==== Input
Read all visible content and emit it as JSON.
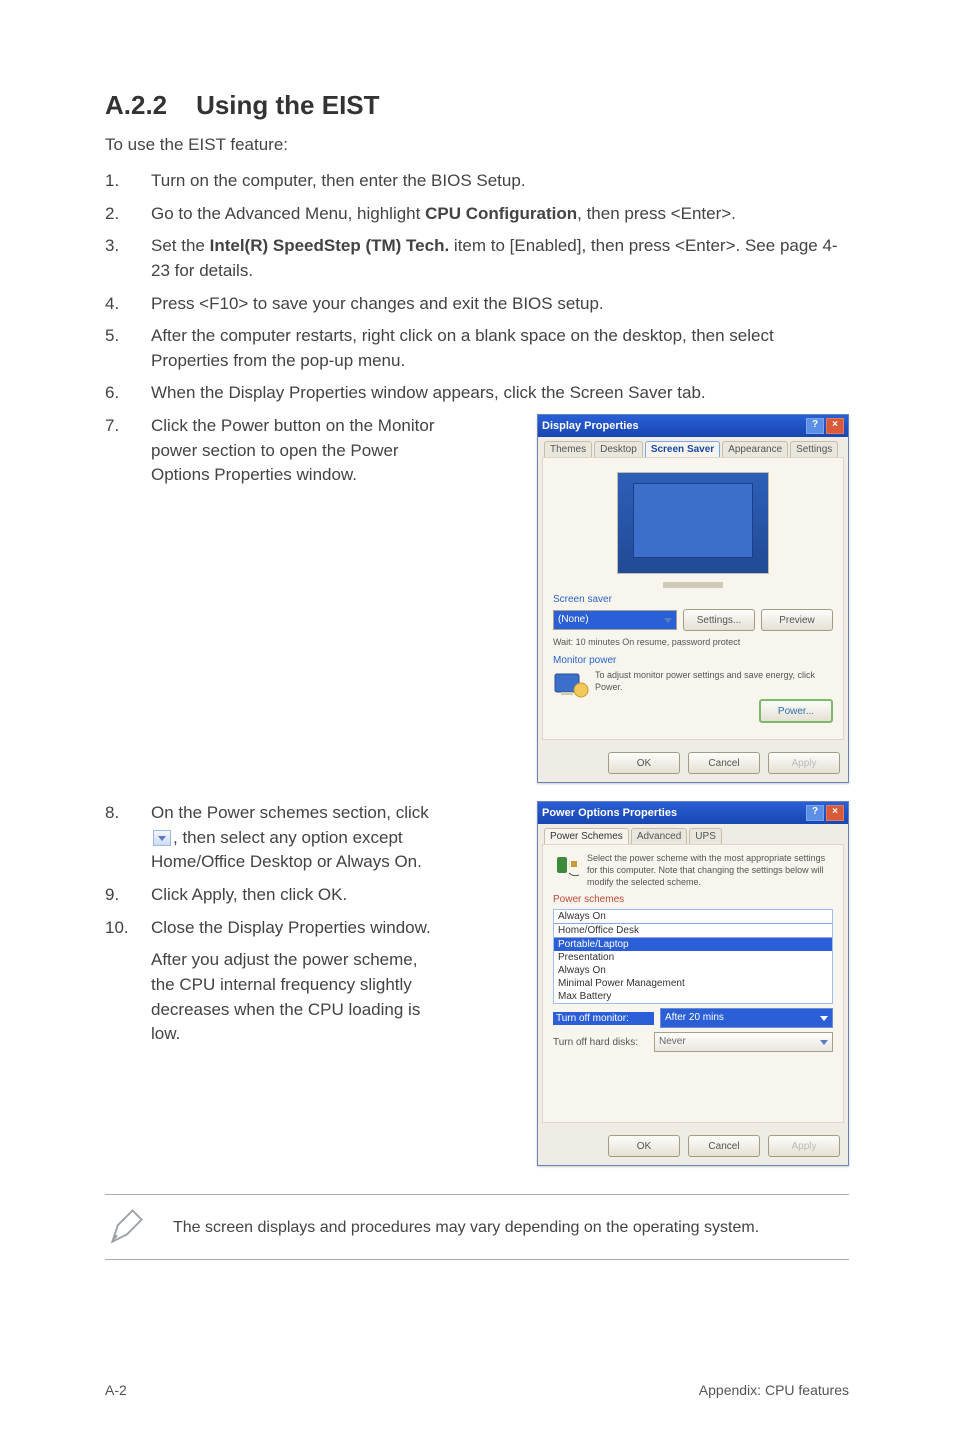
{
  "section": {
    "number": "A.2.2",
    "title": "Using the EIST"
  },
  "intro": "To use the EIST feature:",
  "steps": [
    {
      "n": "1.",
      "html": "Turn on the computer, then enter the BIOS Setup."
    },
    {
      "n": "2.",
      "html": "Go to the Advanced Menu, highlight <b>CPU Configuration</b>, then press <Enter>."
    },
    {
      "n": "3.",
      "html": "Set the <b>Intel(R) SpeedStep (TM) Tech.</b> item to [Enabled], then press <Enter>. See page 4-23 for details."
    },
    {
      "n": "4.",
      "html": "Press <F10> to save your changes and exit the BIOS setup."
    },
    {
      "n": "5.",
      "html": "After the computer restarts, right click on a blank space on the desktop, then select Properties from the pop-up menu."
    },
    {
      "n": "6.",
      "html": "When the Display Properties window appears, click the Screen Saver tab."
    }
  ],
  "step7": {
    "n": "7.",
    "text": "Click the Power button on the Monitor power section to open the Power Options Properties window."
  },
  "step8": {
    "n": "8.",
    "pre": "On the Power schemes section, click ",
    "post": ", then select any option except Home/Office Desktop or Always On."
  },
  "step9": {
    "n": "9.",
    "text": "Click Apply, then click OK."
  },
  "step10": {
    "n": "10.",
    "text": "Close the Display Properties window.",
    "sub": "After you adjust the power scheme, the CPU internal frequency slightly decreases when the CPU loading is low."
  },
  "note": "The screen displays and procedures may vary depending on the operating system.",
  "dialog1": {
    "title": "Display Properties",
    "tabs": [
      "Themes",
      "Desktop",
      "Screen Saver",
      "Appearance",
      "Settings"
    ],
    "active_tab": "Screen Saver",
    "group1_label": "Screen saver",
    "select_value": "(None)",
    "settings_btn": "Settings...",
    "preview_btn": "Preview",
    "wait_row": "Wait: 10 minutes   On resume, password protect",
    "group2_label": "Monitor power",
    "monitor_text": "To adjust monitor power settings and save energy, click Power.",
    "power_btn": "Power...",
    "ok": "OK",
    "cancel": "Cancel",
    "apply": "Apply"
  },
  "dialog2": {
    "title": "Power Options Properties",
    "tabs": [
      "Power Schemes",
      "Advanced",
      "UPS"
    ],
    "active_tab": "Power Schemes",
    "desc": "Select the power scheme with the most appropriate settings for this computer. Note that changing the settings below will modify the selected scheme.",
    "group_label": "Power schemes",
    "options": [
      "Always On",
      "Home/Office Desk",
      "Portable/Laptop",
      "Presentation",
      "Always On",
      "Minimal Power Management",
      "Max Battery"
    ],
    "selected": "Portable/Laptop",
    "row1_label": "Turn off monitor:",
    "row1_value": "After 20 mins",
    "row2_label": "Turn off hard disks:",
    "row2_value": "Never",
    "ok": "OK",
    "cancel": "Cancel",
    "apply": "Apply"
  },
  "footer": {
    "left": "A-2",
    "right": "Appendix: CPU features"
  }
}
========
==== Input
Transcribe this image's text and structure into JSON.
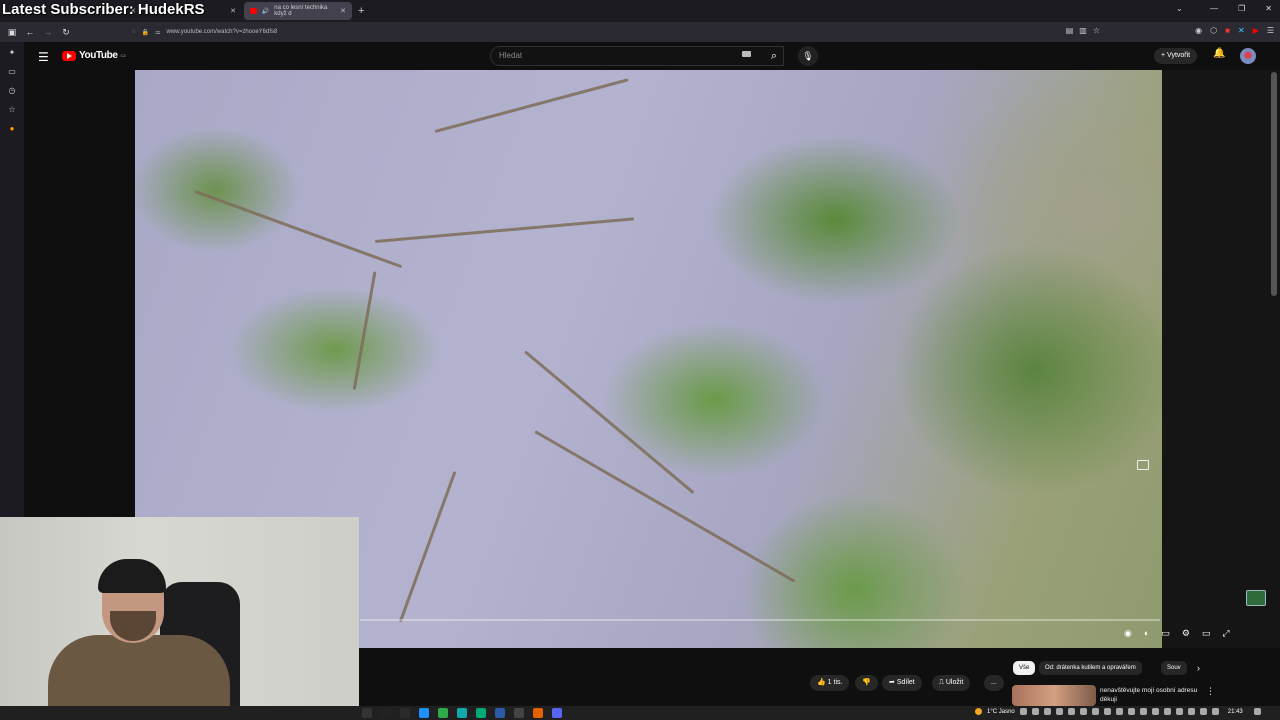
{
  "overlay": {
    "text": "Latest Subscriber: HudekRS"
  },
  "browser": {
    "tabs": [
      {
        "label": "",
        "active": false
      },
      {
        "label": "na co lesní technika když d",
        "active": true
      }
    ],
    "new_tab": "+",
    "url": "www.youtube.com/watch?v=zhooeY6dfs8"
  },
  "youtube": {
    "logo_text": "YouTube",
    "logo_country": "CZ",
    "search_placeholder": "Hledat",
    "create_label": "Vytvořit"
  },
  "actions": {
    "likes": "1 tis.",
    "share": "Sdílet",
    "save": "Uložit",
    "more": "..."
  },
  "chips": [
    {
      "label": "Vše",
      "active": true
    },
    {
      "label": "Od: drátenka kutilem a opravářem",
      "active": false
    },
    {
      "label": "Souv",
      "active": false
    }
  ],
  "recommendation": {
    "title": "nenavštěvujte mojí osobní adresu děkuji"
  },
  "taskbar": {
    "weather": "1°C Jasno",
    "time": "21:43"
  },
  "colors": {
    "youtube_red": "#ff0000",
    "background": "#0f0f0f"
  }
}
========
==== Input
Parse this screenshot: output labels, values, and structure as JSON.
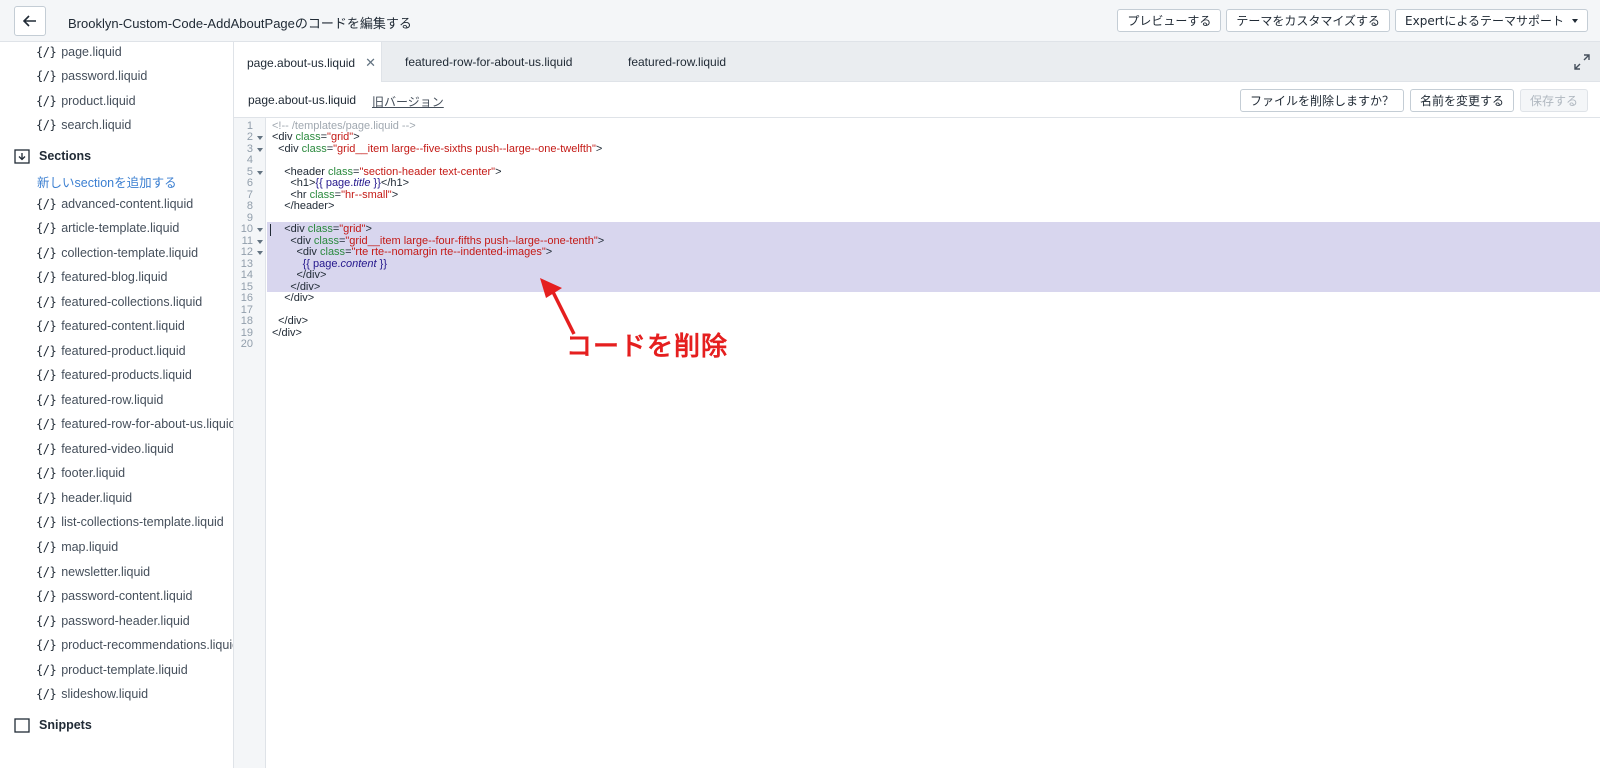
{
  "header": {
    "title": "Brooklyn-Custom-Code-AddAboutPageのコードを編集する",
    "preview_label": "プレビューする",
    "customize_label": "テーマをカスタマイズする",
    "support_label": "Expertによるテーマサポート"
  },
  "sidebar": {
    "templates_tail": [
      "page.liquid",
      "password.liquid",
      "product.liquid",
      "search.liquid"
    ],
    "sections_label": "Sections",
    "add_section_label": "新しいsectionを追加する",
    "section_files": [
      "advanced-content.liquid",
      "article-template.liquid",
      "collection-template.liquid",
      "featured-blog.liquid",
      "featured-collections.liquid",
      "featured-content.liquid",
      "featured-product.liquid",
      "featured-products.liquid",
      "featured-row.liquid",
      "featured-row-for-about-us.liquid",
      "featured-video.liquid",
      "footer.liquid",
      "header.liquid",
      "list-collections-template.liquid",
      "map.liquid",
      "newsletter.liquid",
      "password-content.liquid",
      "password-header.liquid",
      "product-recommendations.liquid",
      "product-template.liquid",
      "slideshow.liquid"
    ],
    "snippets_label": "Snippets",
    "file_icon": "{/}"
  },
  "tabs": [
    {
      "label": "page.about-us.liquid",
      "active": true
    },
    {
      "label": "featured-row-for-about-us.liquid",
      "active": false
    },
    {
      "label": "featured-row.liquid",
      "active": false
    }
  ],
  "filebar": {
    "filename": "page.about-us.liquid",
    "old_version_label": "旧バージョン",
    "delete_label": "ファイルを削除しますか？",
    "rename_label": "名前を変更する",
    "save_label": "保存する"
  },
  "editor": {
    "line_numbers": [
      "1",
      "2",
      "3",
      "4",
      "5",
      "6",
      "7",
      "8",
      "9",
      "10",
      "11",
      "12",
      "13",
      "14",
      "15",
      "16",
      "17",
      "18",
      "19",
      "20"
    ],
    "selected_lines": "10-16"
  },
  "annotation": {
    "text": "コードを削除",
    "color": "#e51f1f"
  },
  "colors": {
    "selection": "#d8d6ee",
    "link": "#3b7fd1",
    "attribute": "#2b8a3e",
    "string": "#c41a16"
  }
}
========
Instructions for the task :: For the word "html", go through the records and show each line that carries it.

Exercise solution ::
      "html": "Turn on the computer, then enter the BIOS Setup."
      "html": "Go to the Advanced Menu, highlight <b>CPU Configuration</b>, then press <Enter>."
      "html": "Set the <b>Intel(R) SpeedStep (TM) Tech.</b> item to [Enabled], then press <Enter>. See page 4-23 for details."
      "html": "Press <F10> to save your changes and exit the BIOS setup."
      "html": "After the computer restarts, right click on a blank space on the desktop, then select Properties from the pop-up menu."
      "html": "When the Display Properties window appears, click the Screen Saver tab."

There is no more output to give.